§ Work order: Your reply should be a faithful copy of the records below, free of pictures.

[Element data from apps and pages]
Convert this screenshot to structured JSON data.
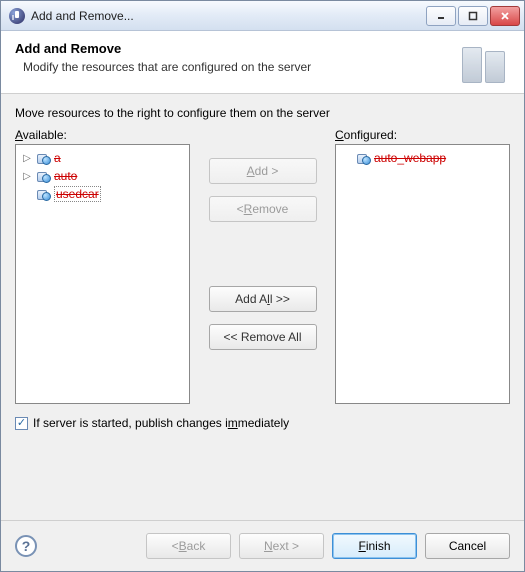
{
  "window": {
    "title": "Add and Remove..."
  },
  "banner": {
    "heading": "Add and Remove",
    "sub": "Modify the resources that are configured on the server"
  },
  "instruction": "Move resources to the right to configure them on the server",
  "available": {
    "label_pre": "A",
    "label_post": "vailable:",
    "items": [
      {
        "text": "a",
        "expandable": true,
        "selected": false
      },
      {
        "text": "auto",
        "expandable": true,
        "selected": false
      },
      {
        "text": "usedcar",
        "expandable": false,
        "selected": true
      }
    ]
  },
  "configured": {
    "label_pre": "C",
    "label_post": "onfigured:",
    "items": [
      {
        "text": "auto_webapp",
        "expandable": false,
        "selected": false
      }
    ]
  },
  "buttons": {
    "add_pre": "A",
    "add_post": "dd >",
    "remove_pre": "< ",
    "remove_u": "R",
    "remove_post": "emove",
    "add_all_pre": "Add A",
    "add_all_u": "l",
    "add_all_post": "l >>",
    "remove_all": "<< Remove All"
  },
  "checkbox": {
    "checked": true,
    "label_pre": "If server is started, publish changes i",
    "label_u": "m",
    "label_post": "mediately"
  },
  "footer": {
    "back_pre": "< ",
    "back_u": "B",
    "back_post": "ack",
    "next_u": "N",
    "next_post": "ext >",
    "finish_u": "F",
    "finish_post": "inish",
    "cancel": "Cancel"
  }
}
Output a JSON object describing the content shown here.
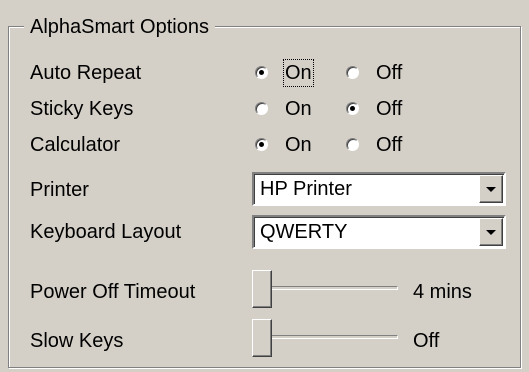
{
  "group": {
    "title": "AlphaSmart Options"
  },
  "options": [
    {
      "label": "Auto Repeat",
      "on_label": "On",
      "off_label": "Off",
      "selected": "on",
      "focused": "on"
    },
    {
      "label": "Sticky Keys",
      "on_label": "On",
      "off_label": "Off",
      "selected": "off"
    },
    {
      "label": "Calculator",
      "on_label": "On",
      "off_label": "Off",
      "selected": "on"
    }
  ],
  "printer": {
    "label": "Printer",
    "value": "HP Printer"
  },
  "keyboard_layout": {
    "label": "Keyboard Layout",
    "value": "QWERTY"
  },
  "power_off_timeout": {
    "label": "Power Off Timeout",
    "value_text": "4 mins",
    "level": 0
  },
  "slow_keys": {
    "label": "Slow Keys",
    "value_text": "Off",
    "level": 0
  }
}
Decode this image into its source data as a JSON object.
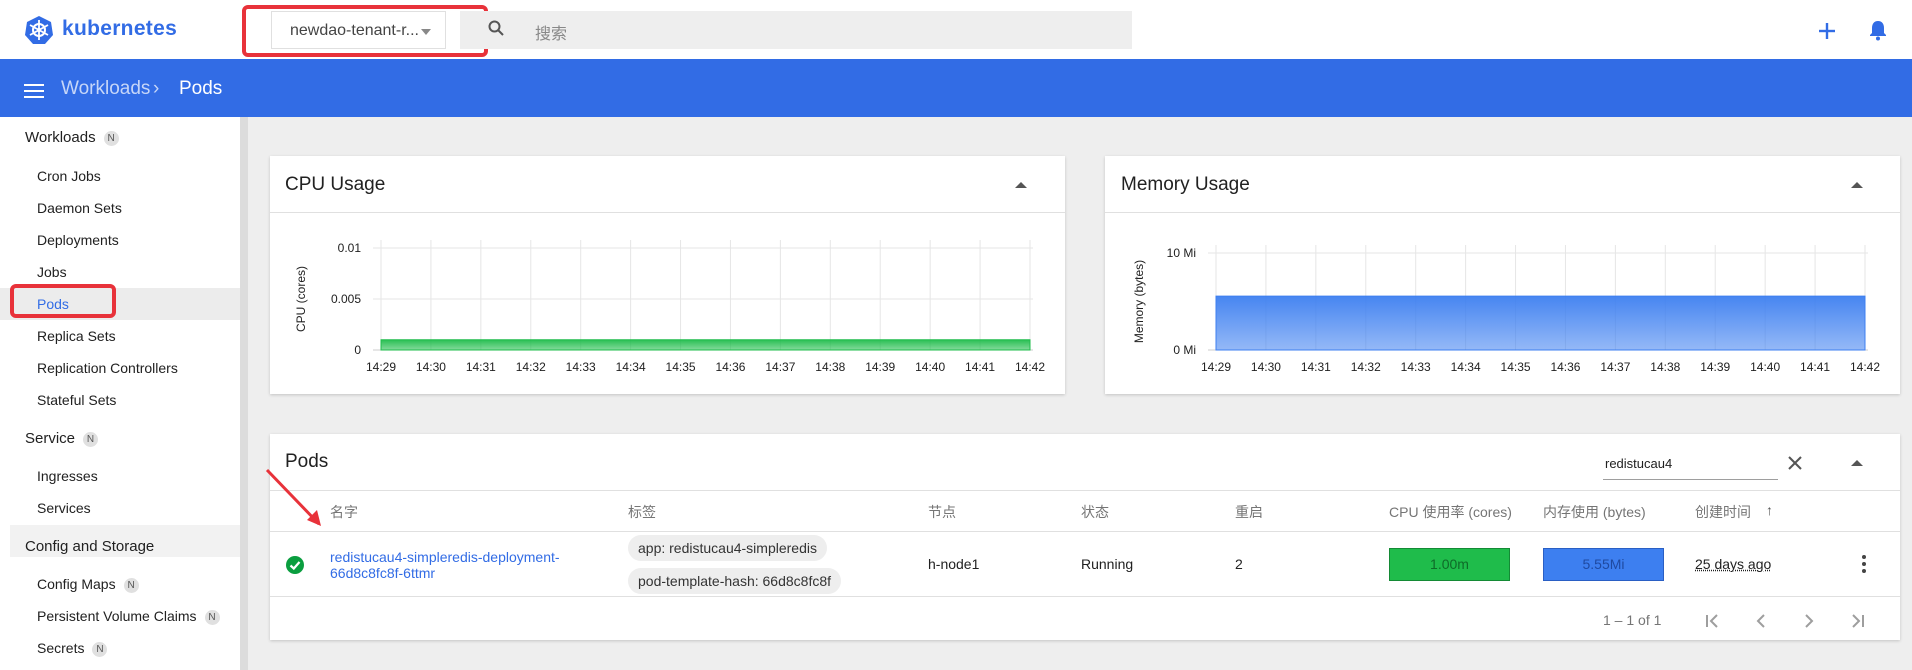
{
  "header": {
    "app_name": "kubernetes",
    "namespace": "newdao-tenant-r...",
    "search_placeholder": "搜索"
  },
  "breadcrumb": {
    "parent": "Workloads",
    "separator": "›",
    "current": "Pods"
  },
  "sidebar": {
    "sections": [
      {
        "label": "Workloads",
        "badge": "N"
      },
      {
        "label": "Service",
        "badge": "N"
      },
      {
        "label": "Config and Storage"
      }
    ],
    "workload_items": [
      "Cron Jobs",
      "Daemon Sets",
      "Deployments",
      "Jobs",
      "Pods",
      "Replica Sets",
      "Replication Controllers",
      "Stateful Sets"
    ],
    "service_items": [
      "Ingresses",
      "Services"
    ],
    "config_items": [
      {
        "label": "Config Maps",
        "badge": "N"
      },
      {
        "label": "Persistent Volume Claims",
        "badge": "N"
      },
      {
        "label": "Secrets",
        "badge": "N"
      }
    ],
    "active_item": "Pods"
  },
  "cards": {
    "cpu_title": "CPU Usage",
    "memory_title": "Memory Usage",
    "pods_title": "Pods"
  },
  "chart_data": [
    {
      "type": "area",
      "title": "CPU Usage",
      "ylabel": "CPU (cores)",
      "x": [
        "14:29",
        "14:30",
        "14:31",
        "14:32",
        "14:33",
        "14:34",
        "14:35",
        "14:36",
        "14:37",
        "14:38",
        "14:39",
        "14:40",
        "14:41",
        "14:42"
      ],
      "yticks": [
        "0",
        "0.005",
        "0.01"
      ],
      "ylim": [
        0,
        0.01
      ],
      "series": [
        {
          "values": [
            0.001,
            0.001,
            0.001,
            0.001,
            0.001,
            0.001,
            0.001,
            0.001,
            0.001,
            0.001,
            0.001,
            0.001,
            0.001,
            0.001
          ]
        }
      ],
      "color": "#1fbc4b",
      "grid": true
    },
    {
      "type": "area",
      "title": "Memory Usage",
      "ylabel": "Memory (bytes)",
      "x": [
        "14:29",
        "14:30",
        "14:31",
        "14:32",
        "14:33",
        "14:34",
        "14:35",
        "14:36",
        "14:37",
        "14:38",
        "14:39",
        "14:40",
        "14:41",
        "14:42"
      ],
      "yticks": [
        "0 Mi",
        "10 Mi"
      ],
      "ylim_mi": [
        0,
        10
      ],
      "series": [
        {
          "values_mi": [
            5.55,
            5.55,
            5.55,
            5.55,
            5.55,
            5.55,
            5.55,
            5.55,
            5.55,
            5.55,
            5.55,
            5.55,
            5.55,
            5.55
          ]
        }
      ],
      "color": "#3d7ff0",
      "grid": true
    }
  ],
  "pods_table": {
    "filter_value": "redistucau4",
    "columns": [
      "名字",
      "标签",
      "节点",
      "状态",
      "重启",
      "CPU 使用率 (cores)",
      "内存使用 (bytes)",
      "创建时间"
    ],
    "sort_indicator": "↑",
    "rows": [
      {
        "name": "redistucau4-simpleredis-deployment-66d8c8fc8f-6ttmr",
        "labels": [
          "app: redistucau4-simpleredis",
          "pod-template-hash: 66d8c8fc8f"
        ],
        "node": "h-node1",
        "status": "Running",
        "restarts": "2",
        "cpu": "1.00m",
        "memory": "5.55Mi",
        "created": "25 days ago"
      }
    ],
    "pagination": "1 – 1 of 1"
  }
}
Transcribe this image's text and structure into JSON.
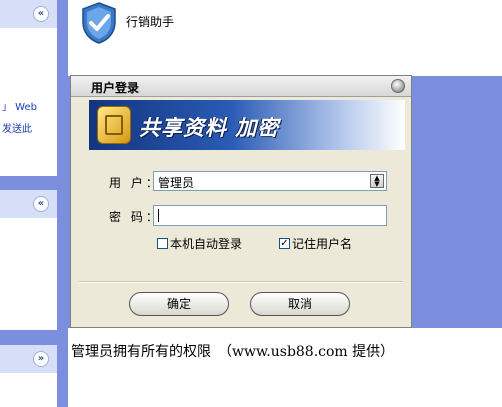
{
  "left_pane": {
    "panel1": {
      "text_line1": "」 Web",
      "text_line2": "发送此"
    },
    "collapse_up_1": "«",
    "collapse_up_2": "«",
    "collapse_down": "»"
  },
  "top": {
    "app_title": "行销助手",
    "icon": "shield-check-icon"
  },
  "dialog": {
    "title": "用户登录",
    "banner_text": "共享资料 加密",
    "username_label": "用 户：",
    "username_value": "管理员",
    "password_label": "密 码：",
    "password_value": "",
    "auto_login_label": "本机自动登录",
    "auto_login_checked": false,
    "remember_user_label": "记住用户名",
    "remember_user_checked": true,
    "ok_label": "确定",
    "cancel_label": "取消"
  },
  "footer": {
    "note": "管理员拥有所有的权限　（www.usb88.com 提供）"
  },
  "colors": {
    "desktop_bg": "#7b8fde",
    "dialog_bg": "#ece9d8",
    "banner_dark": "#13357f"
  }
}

§ Response to the exercise:
Convert this screenshot to structured JSON data.
{
  "window": {
    "title": "Add and Remove..."
  },
  "banner": {
    "heading": "Add and Remove",
    "sub": "Modify the resources that are configured on the server"
  },
  "instruction": "Move resources to the right to configure them on the server",
  "available": {
    "label_pre": "A",
    "label_post": "vailable:",
    "items": [
      {
        "text": "a",
        "expandable": true,
        "selected": false
      },
      {
        "text": "auto",
        "expandable": true,
        "selected": false
      },
      {
        "text": "usedcar",
        "expandable": false,
        "selected": true
      }
    ]
  },
  "configured": {
    "label_pre": "C",
    "label_post": "onfigured:",
    "items": [
      {
        "text": "auto_webapp",
        "expandable": false,
        "selected": false
      }
    ]
  },
  "buttons": {
    "add_pre": "A",
    "add_post": "dd >",
    "remove_pre": "< ",
    "remove_u": "R",
    "remove_post": "emove",
    "add_all_pre": "Add A",
    "add_all_u": "l",
    "add_all_post": "l >>",
    "remove_all": "<< Remove All"
  },
  "checkbox": {
    "checked": true,
    "label_pre": "If server is started, publish changes i",
    "label_u": "m",
    "label_post": "mediately"
  },
  "footer": {
    "back_pre": "< ",
    "back_u": "B",
    "back_post": "ack",
    "next_u": "N",
    "next_post": "ext >",
    "finish_u": "F",
    "finish_post": "inish",
    "cancel": "Cancel"
  }
}
Output a JSON object describing the content shown here.
{
  "group": {
    "title": "AlphaSmart Options"
  },
  "options": [
    {
      "label": "Auto Repeat",
      "on_label": "On",
      "off_label": "Off",
      "selected": "on",
      "focused": "on"
    },
    {
      "label": "Sticky Keys",
      "on_label": "On",
      "off_label": "Off",
      "selected": "off"
    },
    {
      "label": "Calculator",
      "on_label": "On",
      "off_label": "Off",
      "selected": "on"
    }
  ],
  "printer": {
    "label": "Printer",
    "value": "HP Printer"
  },
  "keyboard_layout": {
    "label": "Keyboard Layout",
    "value": "QWERTY"
  },
  "power_off_timeout": {
    "label": "Power Off Timeout",
    "value_text": "4 mins",
    "level": 0
  },
  "slow_keys": {
    "label": "Slow Keys",
    "value_text": "Off",
    "level": 0
  }
}
Decode this image into its source data as a JSON object.
{
  "header": {
    "app_name": "kubernetes",
    "namespace": "newdao-tenant-r...",
    "search_placeholder": "搜索"
  },
  "breadcrumb": {
    "parent": "Workloads",
    "separator": "›",
    "current": "Pods"
  },
  "sidebar": {
    "sections": [
      {
        "label": "Workloads",
        "badge": "N"
      },
      {
        "label": "Service",
        "badge": "N"
      },
      {
        "label": "Config and Storage"
      }
    ],
    "workload_items": [
      "Cron Jobs",
      "Daemon Sets",
      "Deployments",
      "Jobs",
      "Pods",
      "Replica Sets",
      "Replication Controllers",
      "Stateful Sets"
    ],
    "service_items": [
      "Ingresses",
      "Services"
    ],
    "config_items": [
      {
        "label": "Config Maps",
        "badge": "N"
      },
      {
        "label": "Persistent Volume Claims",
        "badge": "N"
      },
      {
        "label": "Secrets",
        "badge": "N"
      }
    ],
    "active_item": "Pods"
  },
  "cards": {
    "cpu_title": "CPU Usage",
    "memory_title": "Memory Usage",
    "pods_title": "Pods"
  },
  "chart_data": [
    {
      "type": "area",
      "title": "CPU Usage",
      "ylabel": "CPU (cores)",
      "x": [
        "14:29",
        "14:30",
        "14:31",
        "14:32",
        "14:33",
        "14:34",
        "14:35",
        "14:36",
        "14:37",
        "14:38",
        "14:39",
        "14:40",
        "14:41",
        "14:42"
      ],
      "yticks": [
        "0",
        "0.005",
        "0.01"
      ],
      "ylim": [
        0,
        0.01
      ],
      "series": [
        {
          "values": [
            0.001,
            0.001,
            0.001,
            0.001,
            0.001,
            0.001,
            0.001,
            0.001,
            0.001,
            0.001,
            0.001,
            0.001,
            0.001,
            0.001
          ]
        }
      ],
      "color": "#1fbc4b",
      "grid": true
    },
    {
      "type": "area",
      "title": "Memory Usage",
      "ylabel": "Memory (bytes)",
      "x": [
        "14:29",
        "14:30",
        "14:31",
        "14:32",
        "14:33",
        "14:34",
        "14:35",
        "14:36",
        "14:37",
        "14:38",
        "14:39",
        "14:40",
        "14:41",
        "14:42"
      ],
      "yticks": [
        "0 Mi",
        "10 Mi"
      ],
      "ylim_mi": [
        0,
        10
      ],
      "series": [
        {
          "values_mi": [
            5.55,
            5.55,
            5.55,
            5.55,
            5.55,
            5.55,
            5.55,
            5.55,
            5.55,
            5.55,
            5.55,
            5.55,
            5.55,
            5.55
          ]
        }
      ],
      "color": "#3d7ff0",
      "grid": true
    }
  ],
  "pods_table": {
    "filter_value": "redistucau4",
    "columns": [
      "名字",
      "标签",
      "节点",
      "状态",
      "重启",
      "CPU 使用率 (cores)",
      "内存使用 (bytes)",
      "创建时间"
    ],
    "sort_indicator": "↑",
    "rows": [
      {
        "name": "redistucau4-simpleredis-deployment-66d8c8fc8f-6ttmr",
        "labels": [
          "app: redistucau4-simpleredis",
          "pod-template-hash: 66d8c8fc8f"
        ],
        "node": "h-node1",
        "status": "Running",
        "restarts": "2",
        "cpu": "1.00m",
        "memory": "5.55Mi",
        "created": "25 days ago"
      }
    ],
    "pagination": "1 – 1 of 1"
  }
}
Transcribe this image's text and structure into JSON.
{
  "left_pane": {
    "panel1": {
      "text_line1": "」 Web",
      "text_line2": "发送此"
    },
    "collapse_up_1": "«",
    "collapse_up_2": "«",
    "collapse_down": "»"
  },
  "top": {
    "app_title": "行销助手",
    "icon": "shield-check-icon"
  },
  "dialog": {
    "title": "用户登录",
    "banner_text": "共享资料 加密",
    "username_label": "用 户：",
    "username_value": "管理员",
    "password_label": "密 码：",
    "password_value": "",
    "auto_login_label": "本机自动登录",
    "auto_login_checked": false,
    "remember_user_label": "记住用户名",
    "remember_user_checked": true,
    "ok_label": "确定",
    "cancel_label": "取消"
  },
  "footer": {
    "note": "管理员拥有所有的权限　（www.usb88.com 提供）"
  },
  "colors": {
    "desktop_bg": "#7b8fde",
    "dialog_bg": "#ece9d8",
    "banner_dark": "#13357f"
  }
}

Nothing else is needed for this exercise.